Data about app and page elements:
- - - - - - -

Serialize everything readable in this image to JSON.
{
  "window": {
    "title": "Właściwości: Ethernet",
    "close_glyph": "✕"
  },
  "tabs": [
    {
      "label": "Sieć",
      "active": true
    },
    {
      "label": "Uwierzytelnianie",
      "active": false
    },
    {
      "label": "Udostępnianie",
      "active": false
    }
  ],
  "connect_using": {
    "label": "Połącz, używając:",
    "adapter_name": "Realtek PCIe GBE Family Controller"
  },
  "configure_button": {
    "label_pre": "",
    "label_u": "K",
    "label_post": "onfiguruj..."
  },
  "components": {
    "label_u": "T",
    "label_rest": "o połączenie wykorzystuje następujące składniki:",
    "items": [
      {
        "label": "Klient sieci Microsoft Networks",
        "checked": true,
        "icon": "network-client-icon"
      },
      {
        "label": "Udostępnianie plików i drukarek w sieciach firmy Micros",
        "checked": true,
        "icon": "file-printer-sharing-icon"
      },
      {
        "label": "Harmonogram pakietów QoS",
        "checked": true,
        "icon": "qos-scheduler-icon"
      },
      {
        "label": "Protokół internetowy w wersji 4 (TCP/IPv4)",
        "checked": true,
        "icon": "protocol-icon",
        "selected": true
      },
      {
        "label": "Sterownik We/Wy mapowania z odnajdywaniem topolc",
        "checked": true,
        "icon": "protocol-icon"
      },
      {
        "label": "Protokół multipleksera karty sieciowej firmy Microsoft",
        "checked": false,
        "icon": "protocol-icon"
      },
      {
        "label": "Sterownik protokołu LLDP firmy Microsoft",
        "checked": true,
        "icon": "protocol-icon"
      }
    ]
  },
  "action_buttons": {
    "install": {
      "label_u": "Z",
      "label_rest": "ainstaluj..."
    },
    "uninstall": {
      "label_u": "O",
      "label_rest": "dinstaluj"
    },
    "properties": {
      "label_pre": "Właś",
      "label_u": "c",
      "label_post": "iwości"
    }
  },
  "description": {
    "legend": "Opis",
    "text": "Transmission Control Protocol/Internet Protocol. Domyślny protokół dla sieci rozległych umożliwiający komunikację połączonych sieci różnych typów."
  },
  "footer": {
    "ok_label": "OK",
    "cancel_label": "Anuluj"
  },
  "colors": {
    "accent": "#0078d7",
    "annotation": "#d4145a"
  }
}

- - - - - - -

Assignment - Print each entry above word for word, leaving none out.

Solution for this problem -
Serialize everything readable in this image to JSON.
{
  "window": {
    "title": "Właściwości: Ethernet",
    "close_glyph": "✕"
  },
  "tabs": [
    {
      "label": "Sieć",
      "active": true
    },
    {
      "label": "Uwierzytelnianie",
      "active": false
    },
    {
      "label": "Udostępnianie",
      "active": false
    }
  ],
  "connect_using": {
    "label": "Połącz, używając:",
    "adapter_name": "Realtek PCIe GBE Family Controller"
  },
  "configure_button": {
    "label_pre": "",
    "label_u": "K",
    "label_post": "onfiguruj..."
  },
  "components": {
    "label_u": "T",
    "label_rest": "o połączenie wykorzystuje następujące składniki:",
    "items": [
      {
        "label": "Klient sieci Microsoft Networks",
        "checked": true,
        "icon": "network-client-icon"
      },
      {
        "label": "Udostępnianie plików i drukarek w sieciach firmy Micros",
        "checked": true,
        "icon": "file-printer-sharing-icon"
      },
      {
        "label": "Harmonogram pakietów QoS",
        "checked": true,
        "icon": "qos-scheduler-icon"
      },
      {
        "label": "Protokół internetowy w wersji 4 (TCP/IPv4)",
        "checked": true,
        "icon": "protocol-icon",
        "selected": true
      },
      {
        "label": "Sterownik We/Wy mapowania z odnajdywaniem topolc",
        "checked": true,
        "icon": "protocol-icon"
      },
      {
        "label": "Protokół multipleksera karty sieciowej firmy Microsoft",
        "checked": false,
        "icon": "protocol-icon"
      },
      {
        "label": "Sterownik protokołu LLDP firmy Microsoft",
        "checked": true,
        "icon": "protocol-icon"
      }
    ]
  },
  "action_buttons": {
    "install": {
      "label_u": "Z",
      "label_rest": "ainstaluj..."
    },
    "uninstall": {
      "label_u": "O",
      "label_rest": "dinstaluj"
    },
    "properties": {
      "label_pre": "Właś",
      "label_u": "c",
      "label_post": "iwości"
    }
  },
  "description": {
    "legend": "Opis",
    "text": "Transmission Control Protocol/Internet Protocol. Domyślny protokół dla sieci rozległych umożliwiający komunikację połączonych sieci różnych typów."
  },
  "footer": {
    "ok_label": "OK",
    "cancel_label": "Anuluj"
  },
  "colors": {
    "accent": "#0078d7",
    "annotation": "#d4145a"
  }
}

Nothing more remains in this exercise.